Just one problem.. What will the Saudi, Iraqi, Bahrani, Pakistani, and Afghani plebians think of the Jews' attack against their 'brothers' in Iran? I understand there to be quite a few Shiites in Saudi as well as Bahrain. That will not go down easy with them, let alone the rest of the muslims who will see any attack by Israel on a muslim country as outright jihad.

I put the odds on an unprovoked Israeli attack against Iran at 1 in 1000.

OTOH, I put the odds of a false flag and "coalition of the kleptocrats" invation at 1 in 2.

snowball777's picture

I don't believe NuttyYahoo needed much "bidding"'s more like the US has decided to let its little barking Rottweiler off the chain.


Quinvarius's picture

In other news, Israel updates it's ballistic missile targets.

Zero Govt's picture

do we get to input? votes the Isaeli Parliament building

freethinker4now's picture

Wonder if this is why the Navy have been moving nearer to Iran?

Steaming_Wookie_Doo's picture

Without a doubt in my mind. I'm sure it's pissed off the Empire that Iran hasn't flat out died despite sending Saddam after them for 8 yrs, 30+ yrs of sanctions, etc. Now they are challenging the petro-dollar hegemony. They may pay a heavy price for this, but have some big friends standing behind them. No ordinary chess game here.

mayhem_korner's picture

Insightful, Wook.  Exactly who is hiding in the bushes and how far "they" will source the cold war eminating from Tehran is big.  And it is interesting how the attack has been incessantly at the soft (economic) underbelly of the U.S.

Manthong's picture

They are Persians and likely the Arabs would rather we run the show in their sandbox than Iran.

It is fortunate though, that the Iranians are providing a nuclear justification for some intervention there.

If we could only get some country over there to be a proxy for getting the party rolling.

Hmmm.. I wonder who might be up to the task.....

Dugald's picture

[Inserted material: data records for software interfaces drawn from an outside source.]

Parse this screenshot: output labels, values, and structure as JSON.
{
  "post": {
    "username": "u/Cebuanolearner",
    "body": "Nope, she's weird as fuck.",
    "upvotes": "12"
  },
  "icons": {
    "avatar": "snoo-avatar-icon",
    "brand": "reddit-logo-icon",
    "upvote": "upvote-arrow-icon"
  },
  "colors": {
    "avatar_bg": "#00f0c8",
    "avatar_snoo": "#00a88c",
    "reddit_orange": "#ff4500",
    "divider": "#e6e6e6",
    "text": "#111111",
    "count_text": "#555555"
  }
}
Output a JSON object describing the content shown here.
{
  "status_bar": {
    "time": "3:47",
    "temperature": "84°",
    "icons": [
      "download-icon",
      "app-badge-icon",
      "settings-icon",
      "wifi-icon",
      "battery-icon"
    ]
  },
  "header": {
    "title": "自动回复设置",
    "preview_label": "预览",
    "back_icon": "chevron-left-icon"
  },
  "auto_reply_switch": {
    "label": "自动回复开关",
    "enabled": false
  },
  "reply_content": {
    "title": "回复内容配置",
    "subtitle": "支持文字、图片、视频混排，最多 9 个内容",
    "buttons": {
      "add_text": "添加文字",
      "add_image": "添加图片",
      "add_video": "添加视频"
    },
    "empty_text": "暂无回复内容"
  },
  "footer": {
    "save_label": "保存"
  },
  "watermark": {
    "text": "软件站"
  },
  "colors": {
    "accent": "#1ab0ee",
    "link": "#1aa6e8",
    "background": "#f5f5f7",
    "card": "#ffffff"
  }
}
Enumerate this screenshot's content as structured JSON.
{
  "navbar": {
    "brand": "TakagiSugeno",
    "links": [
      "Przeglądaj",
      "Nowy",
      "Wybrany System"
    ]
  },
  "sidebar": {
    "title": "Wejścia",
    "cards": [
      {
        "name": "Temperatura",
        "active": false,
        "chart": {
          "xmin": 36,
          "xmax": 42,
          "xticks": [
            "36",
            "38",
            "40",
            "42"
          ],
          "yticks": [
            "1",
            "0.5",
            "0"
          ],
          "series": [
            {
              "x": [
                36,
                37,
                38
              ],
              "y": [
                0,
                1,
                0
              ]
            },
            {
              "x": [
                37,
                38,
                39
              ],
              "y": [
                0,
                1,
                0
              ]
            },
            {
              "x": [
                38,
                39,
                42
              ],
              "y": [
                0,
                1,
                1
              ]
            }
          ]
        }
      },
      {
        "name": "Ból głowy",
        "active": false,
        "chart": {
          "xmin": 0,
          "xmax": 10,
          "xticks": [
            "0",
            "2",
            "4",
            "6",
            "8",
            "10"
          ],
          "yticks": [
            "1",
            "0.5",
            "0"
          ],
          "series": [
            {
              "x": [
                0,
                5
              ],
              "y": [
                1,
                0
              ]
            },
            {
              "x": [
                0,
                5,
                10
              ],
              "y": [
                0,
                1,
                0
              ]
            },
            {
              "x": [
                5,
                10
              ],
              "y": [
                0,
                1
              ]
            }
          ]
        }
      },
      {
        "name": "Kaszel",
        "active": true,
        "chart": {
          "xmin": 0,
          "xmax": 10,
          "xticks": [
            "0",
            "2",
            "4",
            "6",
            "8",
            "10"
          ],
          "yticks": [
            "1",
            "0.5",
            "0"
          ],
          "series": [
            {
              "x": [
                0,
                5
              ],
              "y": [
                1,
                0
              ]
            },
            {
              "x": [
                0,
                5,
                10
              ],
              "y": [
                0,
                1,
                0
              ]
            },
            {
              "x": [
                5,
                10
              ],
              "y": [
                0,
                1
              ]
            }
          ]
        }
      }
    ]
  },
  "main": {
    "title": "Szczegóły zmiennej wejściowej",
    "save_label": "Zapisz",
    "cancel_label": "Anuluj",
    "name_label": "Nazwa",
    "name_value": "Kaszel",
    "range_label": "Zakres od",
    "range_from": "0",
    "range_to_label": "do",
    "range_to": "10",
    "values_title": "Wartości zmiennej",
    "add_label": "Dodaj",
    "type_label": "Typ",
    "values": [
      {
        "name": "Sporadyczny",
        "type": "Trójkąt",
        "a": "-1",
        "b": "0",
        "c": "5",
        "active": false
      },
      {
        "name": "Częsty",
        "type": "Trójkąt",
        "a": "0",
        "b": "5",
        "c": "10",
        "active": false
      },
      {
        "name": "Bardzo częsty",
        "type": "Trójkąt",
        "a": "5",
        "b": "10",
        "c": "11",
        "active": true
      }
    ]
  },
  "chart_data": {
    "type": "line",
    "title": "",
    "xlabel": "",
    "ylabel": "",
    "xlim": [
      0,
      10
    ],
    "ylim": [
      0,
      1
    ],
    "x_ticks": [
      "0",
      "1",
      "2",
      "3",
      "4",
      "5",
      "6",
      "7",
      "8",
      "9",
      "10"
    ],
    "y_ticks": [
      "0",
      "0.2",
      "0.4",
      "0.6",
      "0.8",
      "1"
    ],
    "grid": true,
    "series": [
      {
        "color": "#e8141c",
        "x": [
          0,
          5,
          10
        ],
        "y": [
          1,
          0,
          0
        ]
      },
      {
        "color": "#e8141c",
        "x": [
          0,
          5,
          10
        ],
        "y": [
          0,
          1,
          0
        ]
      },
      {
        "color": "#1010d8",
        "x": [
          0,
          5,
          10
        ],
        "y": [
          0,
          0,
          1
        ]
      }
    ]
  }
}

Who is hiding in the bushes does not matter, its the size of their logistics that does.....

SoNH80's picture

Iran, Turkey, Israel, Pakistan, India, China, Russia, Saudi Arabia, and the U.S. and A., circling each other with pistols drawn.  The Iranians have thrown down the gauntlet with this move.  It's like flicking a spitball onto the big jock dickhead wanker in the cafeteria, sure to lead to some kind of action.

candyman's picture

I thought wars were supposed to help the economy, and with three already churning, why the stagnation and high unemployment? I think the book is being rewritten.

CrazyCooter's picture




P.S. I abhor caps, but it is a cut-and-paste from Wiki, and I am too lazy to retype it. Well, except for the FIAT IS MONEY part, that was mine. But I couldn't be asymmetrical on ZH. Some pedantic troll would bust me.

speedy's picture

Junked because the explanation for your post was longer than the post it'self.

Copying stuff from Wiki is hardley presenting original thought.

snowball777's picture

Highly dependent on being the last country standing with a functioning economy..."to the victor..." and all that jazz.